**Problem statement**
Go through the records and tally the lines that include the word "structured". The answer is that total alone.

Data records for software interfaces:

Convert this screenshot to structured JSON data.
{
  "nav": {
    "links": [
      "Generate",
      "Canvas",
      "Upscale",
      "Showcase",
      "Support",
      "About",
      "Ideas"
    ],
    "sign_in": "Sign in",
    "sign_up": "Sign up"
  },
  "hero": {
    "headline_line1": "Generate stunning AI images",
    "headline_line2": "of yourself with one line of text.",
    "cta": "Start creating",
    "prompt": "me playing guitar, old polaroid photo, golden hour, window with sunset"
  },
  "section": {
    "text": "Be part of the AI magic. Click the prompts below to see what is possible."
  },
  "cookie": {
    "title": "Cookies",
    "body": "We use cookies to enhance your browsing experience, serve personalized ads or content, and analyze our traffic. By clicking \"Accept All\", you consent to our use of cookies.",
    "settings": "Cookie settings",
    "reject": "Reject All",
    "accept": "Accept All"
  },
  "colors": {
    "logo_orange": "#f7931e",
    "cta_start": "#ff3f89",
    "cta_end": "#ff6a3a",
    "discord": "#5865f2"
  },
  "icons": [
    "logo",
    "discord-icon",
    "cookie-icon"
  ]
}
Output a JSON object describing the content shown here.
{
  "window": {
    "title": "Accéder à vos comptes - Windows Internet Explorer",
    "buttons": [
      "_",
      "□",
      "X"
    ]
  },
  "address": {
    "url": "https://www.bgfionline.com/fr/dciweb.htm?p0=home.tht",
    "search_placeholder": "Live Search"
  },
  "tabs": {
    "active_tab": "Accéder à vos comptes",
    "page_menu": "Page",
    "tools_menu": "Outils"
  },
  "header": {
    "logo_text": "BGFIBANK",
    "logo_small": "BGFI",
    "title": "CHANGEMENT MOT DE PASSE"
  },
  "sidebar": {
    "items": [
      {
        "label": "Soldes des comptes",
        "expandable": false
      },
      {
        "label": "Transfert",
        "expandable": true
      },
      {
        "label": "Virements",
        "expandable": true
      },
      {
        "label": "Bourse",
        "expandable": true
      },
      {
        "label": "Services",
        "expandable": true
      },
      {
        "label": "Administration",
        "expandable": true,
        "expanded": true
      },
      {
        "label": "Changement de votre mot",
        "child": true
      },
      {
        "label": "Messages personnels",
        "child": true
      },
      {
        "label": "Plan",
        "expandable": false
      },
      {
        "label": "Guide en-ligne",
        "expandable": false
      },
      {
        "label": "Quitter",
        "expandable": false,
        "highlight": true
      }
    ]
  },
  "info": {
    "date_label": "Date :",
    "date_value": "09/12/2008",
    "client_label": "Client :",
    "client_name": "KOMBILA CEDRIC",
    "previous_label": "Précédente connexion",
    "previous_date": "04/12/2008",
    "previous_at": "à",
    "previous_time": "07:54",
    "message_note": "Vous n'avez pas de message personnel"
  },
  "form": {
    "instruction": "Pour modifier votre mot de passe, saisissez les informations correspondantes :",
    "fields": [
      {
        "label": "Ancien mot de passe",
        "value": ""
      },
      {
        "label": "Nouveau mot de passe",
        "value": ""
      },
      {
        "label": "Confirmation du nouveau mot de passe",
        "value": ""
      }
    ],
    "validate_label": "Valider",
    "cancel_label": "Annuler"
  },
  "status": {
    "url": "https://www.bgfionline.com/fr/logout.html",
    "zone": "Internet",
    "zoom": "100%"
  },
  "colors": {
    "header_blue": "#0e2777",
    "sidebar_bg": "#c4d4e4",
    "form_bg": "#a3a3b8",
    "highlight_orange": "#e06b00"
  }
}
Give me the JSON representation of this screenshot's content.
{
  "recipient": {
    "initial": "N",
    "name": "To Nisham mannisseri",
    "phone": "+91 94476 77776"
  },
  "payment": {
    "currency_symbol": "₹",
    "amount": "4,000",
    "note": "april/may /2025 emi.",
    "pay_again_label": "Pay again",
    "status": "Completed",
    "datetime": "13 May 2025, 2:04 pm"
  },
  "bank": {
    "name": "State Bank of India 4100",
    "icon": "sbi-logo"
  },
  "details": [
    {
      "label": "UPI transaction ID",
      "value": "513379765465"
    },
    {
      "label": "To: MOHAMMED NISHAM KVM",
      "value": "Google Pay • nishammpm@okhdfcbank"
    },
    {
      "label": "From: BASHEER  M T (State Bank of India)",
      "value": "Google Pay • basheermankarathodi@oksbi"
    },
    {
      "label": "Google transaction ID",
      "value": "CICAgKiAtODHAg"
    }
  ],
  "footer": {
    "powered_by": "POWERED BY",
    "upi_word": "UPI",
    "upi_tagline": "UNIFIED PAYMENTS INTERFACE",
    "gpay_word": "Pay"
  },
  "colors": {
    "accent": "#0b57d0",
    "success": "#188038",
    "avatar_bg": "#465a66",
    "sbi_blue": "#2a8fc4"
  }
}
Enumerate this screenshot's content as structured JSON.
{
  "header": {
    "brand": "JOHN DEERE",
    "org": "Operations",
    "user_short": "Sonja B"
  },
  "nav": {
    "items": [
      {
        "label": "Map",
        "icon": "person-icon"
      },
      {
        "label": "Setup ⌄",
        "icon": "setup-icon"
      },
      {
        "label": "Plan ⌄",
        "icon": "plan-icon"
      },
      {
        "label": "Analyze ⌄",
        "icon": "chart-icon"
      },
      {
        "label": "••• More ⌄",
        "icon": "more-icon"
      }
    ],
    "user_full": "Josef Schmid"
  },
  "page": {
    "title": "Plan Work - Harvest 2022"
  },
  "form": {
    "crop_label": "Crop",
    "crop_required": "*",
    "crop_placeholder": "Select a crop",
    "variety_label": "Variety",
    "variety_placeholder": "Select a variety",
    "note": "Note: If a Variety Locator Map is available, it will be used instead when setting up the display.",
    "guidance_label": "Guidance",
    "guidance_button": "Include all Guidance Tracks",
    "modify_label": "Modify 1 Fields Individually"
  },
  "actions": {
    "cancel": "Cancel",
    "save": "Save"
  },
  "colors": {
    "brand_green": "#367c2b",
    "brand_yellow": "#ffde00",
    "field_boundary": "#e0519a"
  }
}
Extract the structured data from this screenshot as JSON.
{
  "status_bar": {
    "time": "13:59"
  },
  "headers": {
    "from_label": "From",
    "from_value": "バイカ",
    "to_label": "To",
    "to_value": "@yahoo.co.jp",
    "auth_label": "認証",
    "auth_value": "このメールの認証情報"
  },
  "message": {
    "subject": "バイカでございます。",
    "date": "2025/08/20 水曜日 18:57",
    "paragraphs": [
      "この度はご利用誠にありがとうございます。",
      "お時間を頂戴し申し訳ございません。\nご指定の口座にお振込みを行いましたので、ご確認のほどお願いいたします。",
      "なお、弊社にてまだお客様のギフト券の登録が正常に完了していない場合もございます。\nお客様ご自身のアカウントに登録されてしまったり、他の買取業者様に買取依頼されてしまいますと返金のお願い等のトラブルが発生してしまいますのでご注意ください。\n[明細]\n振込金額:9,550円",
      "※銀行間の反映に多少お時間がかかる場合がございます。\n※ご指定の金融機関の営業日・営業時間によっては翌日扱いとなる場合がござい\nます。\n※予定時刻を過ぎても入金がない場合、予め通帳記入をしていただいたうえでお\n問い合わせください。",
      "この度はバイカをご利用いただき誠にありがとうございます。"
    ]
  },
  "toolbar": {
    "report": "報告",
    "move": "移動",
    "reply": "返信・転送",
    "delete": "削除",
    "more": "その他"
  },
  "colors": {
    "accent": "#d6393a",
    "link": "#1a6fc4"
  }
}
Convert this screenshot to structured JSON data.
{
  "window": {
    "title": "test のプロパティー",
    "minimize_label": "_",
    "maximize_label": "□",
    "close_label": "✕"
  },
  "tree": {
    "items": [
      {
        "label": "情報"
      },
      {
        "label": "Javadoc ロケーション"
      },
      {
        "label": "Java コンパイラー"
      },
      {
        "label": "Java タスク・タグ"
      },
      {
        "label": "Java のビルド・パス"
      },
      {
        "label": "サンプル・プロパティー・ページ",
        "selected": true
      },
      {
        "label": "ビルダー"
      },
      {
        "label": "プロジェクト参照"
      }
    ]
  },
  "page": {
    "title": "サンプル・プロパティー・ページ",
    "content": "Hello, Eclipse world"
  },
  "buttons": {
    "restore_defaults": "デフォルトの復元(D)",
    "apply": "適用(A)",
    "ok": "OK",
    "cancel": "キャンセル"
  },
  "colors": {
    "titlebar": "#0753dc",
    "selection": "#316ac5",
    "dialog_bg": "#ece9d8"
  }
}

**Written reply**
4